I. Bars, night clubs, and live performance venues; provided, that limited service restaurants, as defined in Tennessee Code Annotated, Section 57-4-102(22), may serve food to customers seated at tables but must follow the Economic Recovery Group Guidelines (e.g., Tennessee Pledge) for restaurants in doing so, which are set forth at the following web address: https :// ww.tn.go /govemor/c vid-19/economic-reco ery/re taurant-guideline .hlml; and further provided, that such establishments may offer drive-through, pickup, carry-out, or delivery service for food or drink, and persons are highly encouraged to use such drive-through, pickup, carry-out, or delivery options to support such businesses during this emergency;

II. Concert venues;

III. Sporting event venues;

IV. Theaters, auditoriums, performing arts centers, and similar facilities;

V. Racetrack spectator venues;

VI. Indoor children's play areas;

VII. Adult entertainment venues;

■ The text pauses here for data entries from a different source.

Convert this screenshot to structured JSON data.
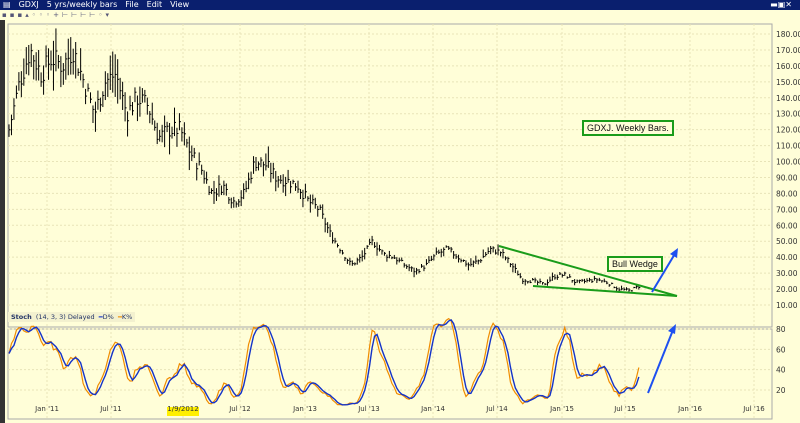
{
  "window": {
    "symbol": "GDXJ",
    "period": "5 yrs/weekly bars",
    "menus": [
      "File",
      "Edit",
      "View"
    ]
  },
  "toolbar": {
    "icons": "▪▪▪▴◦◦◦+⊢⊢⊢⊢◦▾"
  },
  "stoch_legend": {
    "name": "Stoch",
    "params": "(14, 3, 3) Delayed",
    "d_label": "D%",
    "k_label": "K%"
  },
  "annotations": {
    "title": "GDXJ. Weekly Bars.",
    "pattern": "Bull Wedge"
  },
  "colors": {
    "bg": "#fffed8",
    "bars": "#000000",
    "d_line": "#1433c8",
    "k_line": "#f08c00",
    "wedge": "#1a9c1a",
    "arrow": "#1e50f0"
  },
  "chart_data": [
    {
      "type": "bar",
      "title": "GDXJ weekly bars (approx. monthly closes)",
      "x": [
        "Oct '10",
        "Nov '10",
        "Dec '10",
        "Jan '11",
        "Feb '11",
        "Mar '11",
        "Apr '11",
        "May '11",
        "Jun '11",
        "Jul '11",
        "Aug '11",
        "Sep '11",
        "Oct '11",
        "Nov '11",
        "Dec '11",
        "Jan '12",
        "Feb '12",
        "Mar '12",
        "Apr '12",
        "May '12",
        "Jun '12",
        "Jul '12",
        "Aug '12",
        "Sep '12",
        "Oct '12",
        "Nov '12",
        "Dec '12",
        "Jan '13",
        "Feb '13",
        "Mar '13",
        "Apr '13",
        "May '13",
        "Jun '13",
        "Jul '13",
        "Aug '13",
        "Sep '13",
        "Oct '13",
        "Nov '13",
        "Dec '13",
        "Jan '14",
        "Feb '14",
        "Mar '14",
        "Apr '14",
        "May '14",
        "Jun '14",
        "Jul '14",
        "Aug '14",
        "Sep '14",
        "Oct '14",
        "Nov '14",
        "Dec '14",
        "Jan '15",
        "Feb '15",
        "Mar '15",
        "Apr '15",
        "May '15",
        "Jun '15",
        "Jul '15",
        "Aug '15",
        "Sep '15"
      ],
      "values": [
        120,
        150,
        170,
        155,
        165,
        160,
        170,
        150,
        130,
        150,
        155,
        130,
        140,
        135,
        115,
        120,
        120,
        105,
        95,
        80,
        85,
        75,
        80,
        100,
        98,
        90,
        88,
        85,
        75,
        70,
        55,
        45,
        35,
        40,
        50,
        42,
        40,
        35,
        31,
        35,
        42,
        45,
        40,
        35,
        38,
        45,
        43,
        35,
        26,
        25,
        23,
        28,
        29,
        24,
        25,
        26,
        24,
        20,
        19,
        22
      ],
      "ylim": [
        10,
        185
      ],
      "yticks": [
        "180.00",
        "170.00",
        "160.00",
        "150.00",
        "140.00",
        "130.00",
        "120.00",
        "110.00",
        "100.00",
        "90.00",
        "80.00",
        "70.00",
        "60.00",
        "50.00",
        "40.00",
        "30.00",
        "20.00",
        "10.00"
      ],
      "xticks": [
        "Jan '11",
        "Jul '11",
        "1/9/2012",
        "Jul '12",
        "Jan '13",
        "Jul '13",
        "Jan '14",
        "Jul '14",
        "Jan '15",
        "Jul '15",
        "Jan '16",
        "Jul '16"
      ]
    },
    {
      "type": "line",
      "title": "Stoch (14, 3, 3)",
      "series": [
        {
          "name": "D%"
        },
        {
          "name": "K%"
        }
      ],
      "ylim": [
        0,
        100
      ],
      "yticks": [
        "80",
        "60",
        "40",
        "20"
      ]
    }
  ]
}
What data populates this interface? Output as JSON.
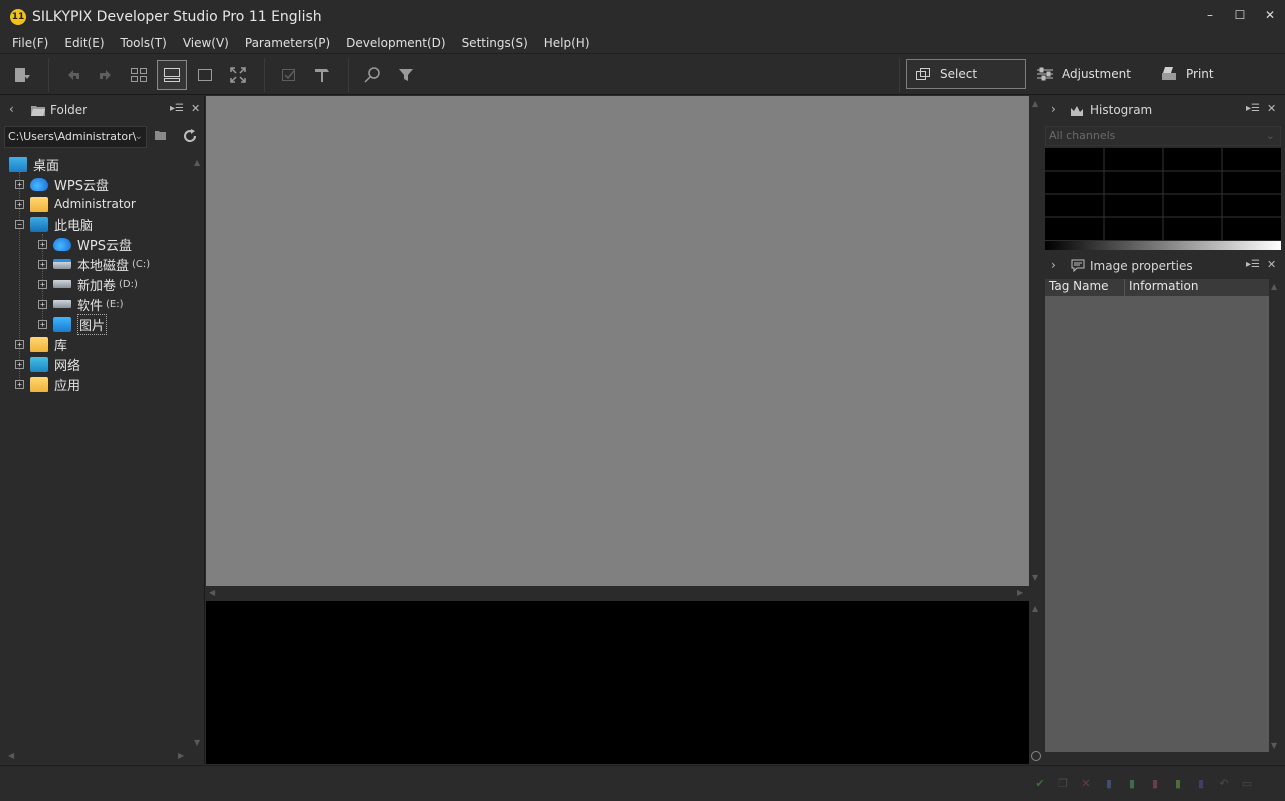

VIII. Amusement parks;

IX. Senior centers or equivalent facilities; or

X. Roller or ice skating rinks.

b. Other than the venues defined or specifically listed in Paragraph 11.a., entertainment, recreational, and other gathering venues that operate in the following manner may reopen:

(1) All persons are in groups of less than ten (10) persons; and

(2) Such persons and groups maintain at least six (6) feet of separation from, and 2 avoid physical contact with, other persons or groups of less than ten (10) persons outside of their own group. Examples of such venues that may be allowed to reopen, provided that such venues can and do operate in accordance with this Paragraph

11.b., include, but are not limited to:

I. Bowling alleys;

II. Arcades; 

III. Climbing gyms;

IV. Water sports activities;

V. Golf driving ranges and mini-golf facilities;

VI. Shooting ranges;

VII. Dance classes; or

VIII. Other similar activities and venues that can achieve and maintain the necessary capacity and proximity limitations. All venues, businesses, and employers that reopen are expected to operate in accordance with, and to fulfill the spirit of, the Non-Contact Recreation Guidelines (e.g., Tennessee Pledge) issued by the Governor's Economic Recovery Group, which are available at the following web address and may be periodically updated: https:// www.tn.gov/governor/co id-19/ecoo mic-r. ovecy/recreation-guidelines.htmJ.

Notwithstanding this Paragraph 11, businesses and employers that are closed shall be permitted to:

(1) operate or utilize their facilities in a manner permitted under Executive Order No. 30, including allowing use by employees or other persons so long as no more than ten (10) persons are present within the premises at a time; or

(2) engage in the minimal activities required to maintain such businesses, organizations, and venues, including such activities as maintaining inventory; preserving physical plant, premises, and equipment; ensuring the security of the business or organization; processing mail, payroll, and employee benefits; facilitating employees of the business or organization being able to work remotely from home; or conducting any functions related to such activities.

IN WITNESS WHEREOF, I have subscribed my signature and caused the Great Seal of the State of Tennessee to be affixed this 7th day of May, 2020.